So far in the month of March, Bitcoin’s price has rallied by 22.5%, but as the price has gone up, some of the buyers have started using excessive leverage, as per the derivatives data. Meanwhile, a record high of $22.5 billion was hit by futures open interest, which prompted investors to question whether the current rally is sustainable or not. It should be worrisome to be optimistic, particularly when the market is bullish. Nevertheless, the use of excessive leverage by buyers tends to raise a yellow flag because a sell-off would result in large liquidations. On February 21st, Bitcoin peaked at $58,300 and then the following week saw the cryptocurrency face a correction of 26%.
Futures contracts worth $4.5 billion were wiped out as a result, which effectively eliminated any excessive leverage by buyers. This was confirmed when there was a decline in the annualized premium of one-month futures to 17%. The open interest on BTC futures on March 13th hit a record $22.5 billion, which is a monthly increase of 39%. There are a few derivative metrics that can be reviewed to see if the market is overly optimistic.
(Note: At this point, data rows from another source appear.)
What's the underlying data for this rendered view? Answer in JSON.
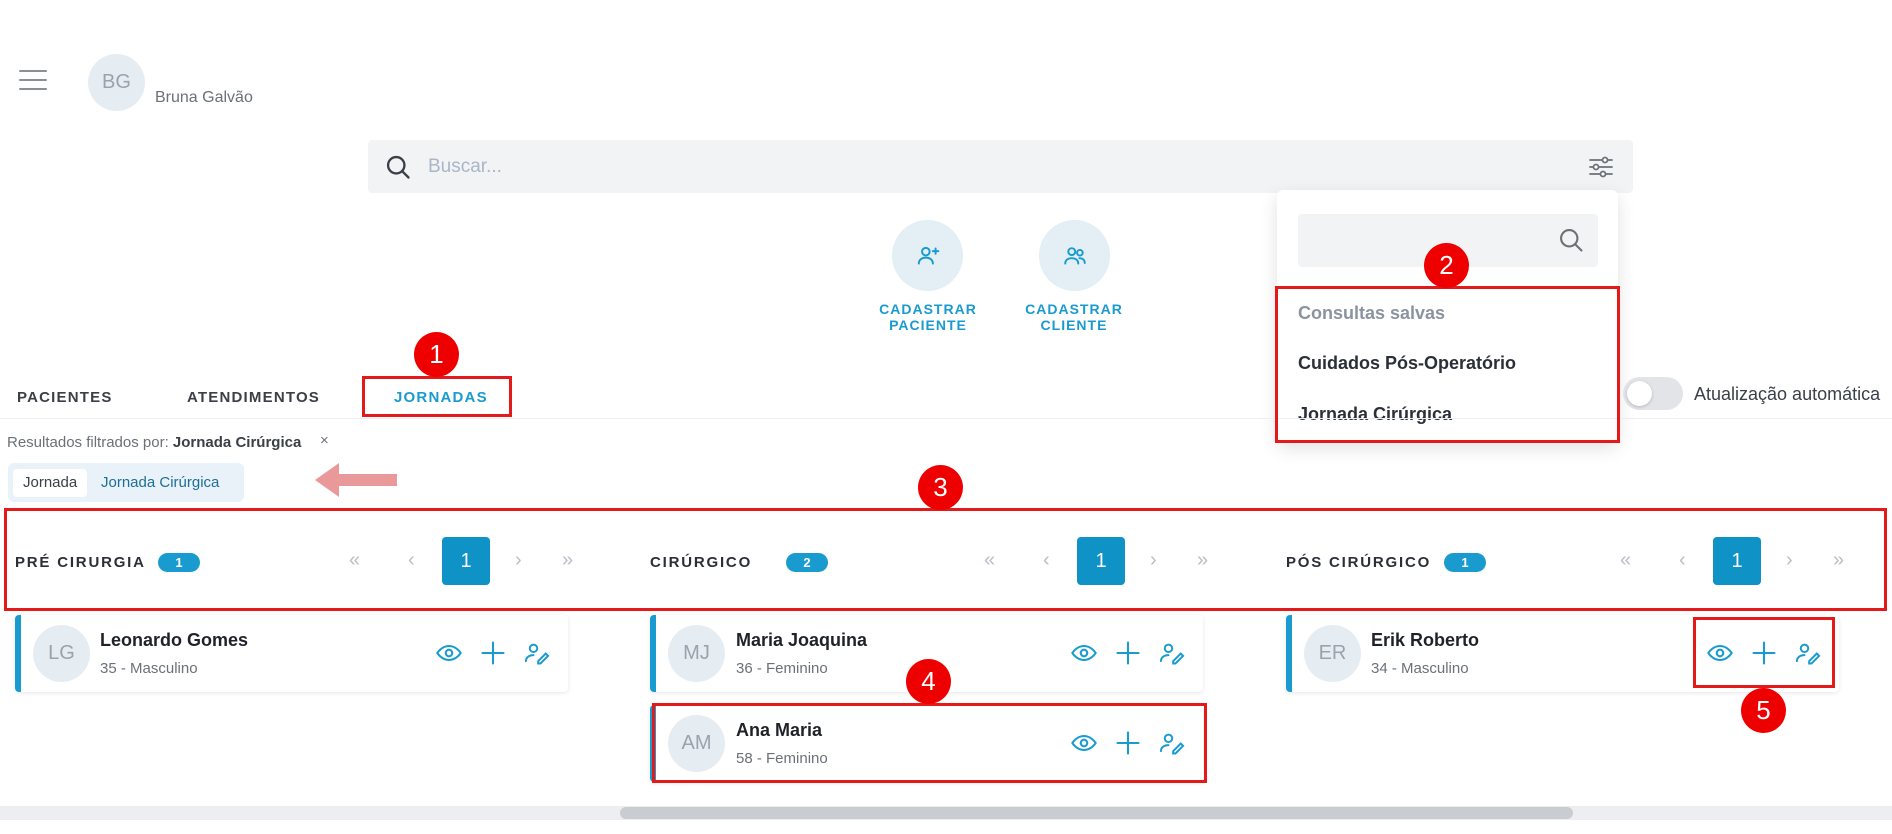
{
  "header": {
    "avatar_initials": "BG",
    "user_name": "Bruna Galvão"
  },
  "search": {
    "placeholder": "Buscar..."
  },
  "actions": [
    {
      "label_line1": "CADASTRAR",
      "label_line2": "PACIENTE",
      "icon": "user-plus-icon"
    },
    {
      "label_line1": "CADASTRAR",
      "label_line2": "CLIENTE",
      "icon": "users-icon"
    }
  ],
  "dropdown": {
    "header": "Consultas salvas",
    "items": [
      "Cuidados Pós-Operatório",
      "Jornada Cirúrgica"
    ]
  },
  "tabs": [
    {
      "label": "PACIENTES",
      "active": false
    },
    {
      "label": "ATENDIMENTOS",
      "active": false
    },
    {
      "label": "JORNADAS",
      "active": true
    }
  ],
  "toggle": {
    "label": "Atualização automática",
    "on": false
  },
  "filter": {
    "prefix": "Resultados filtrados por:",
    "value": "Jornada Cirúrgica",
    "close": "×",
    "chip_key": "Jornada",
    "chip_value": "Jornada Cirúrgica"
  },
  "columns": [
    {
      "title": "PRÉ CIRURGIA",
      "count": "1",
      "page": "1",
      "cards": [
        {
          "initials": "LG",
          "name": "Leonardo Gomes",
          "sub": "35 - Masculino"
        }
      ]
    },
    {
      "title": "CIRÚRGICO",
      "count": "2",
      "page": "1",
      "cards": [
        {
          "initials": "MJ",
          "name": "Maria Joaquina",
          "sub": "36 - Feminino"
        },
        {
          "initials": "AM",
          "name": "Ana Maria",
          "sub": "58 - Feminino"
        }
      ]
    },
    {
      "title": "PÓS CIRÚRGICO",
      "count": "1",
      "page": "1",
      "cards": [
        {
          "initials": "ER",
          "name": "Erik Roberto",
          "sub": "34 - Masculino"
        }
      ]
    }
  ],
  "pagination": {
    "first": "«",
    "prev": "‹",
    "next": "›",
    "last": "»"
  },
  "annotations": [
    "1",
    "2",
    "3",
    "4",
    "5"
  ],
  "colors": {
    "accent": "#1a9bd0",
    "annotation": "#e41a1a"
  }
}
Futures premium, which is also known as basis, is one of these metrics.
It measures the price gap that exists between the regular spot market and futures contract prices. The annualized premium of one-month futures should be between 12% and 24% and should be considered a lending rate. When sellers postpone settlement, they ask for a higher price and this can result in a price difference. The Bitcoin futures basis had peaked at 60%, which makes it unsustainable. If the basis rate is above 35%, it highlights excessive leverage from the buyers and can create the potential for huge liquidations, thereby resulting in market crashes. This indicator was corrected when Bitcoin’s price dropped from the $60,000 mark it reached on March 13th.
Something similar had happened on February 21st when Bitcoin had reached its all-time high of $58,300 and then fell by 22% in less than 48 hours. Meanwhile, a neutral level of 16% was seen in the futures basis rate. It is not necessary that a basis level of more than 24% is an indicator of a crash, but it is a reflection of high leverage use by futures contract buyers. There is a greater risk associated with this over confidence if the market falls by 10% or more from its peak. It should also be noted that sometimes traders tend to increase their leverage during a rally, particularly on weekends.
However, they later buy the underlying asset, Bitcoin in this case, for adjusting the risk. There are people who are betting that Bitcoin will move past the $65,000 mark and the good news is that there has been an increase in open interest since February during the 71% rally. This could indicate that all short-sellers are fully hedged, which means that they can take advantage of the futures premium rather than effectively expecting a fall. This means that cash and carry trades are being made by professional investors.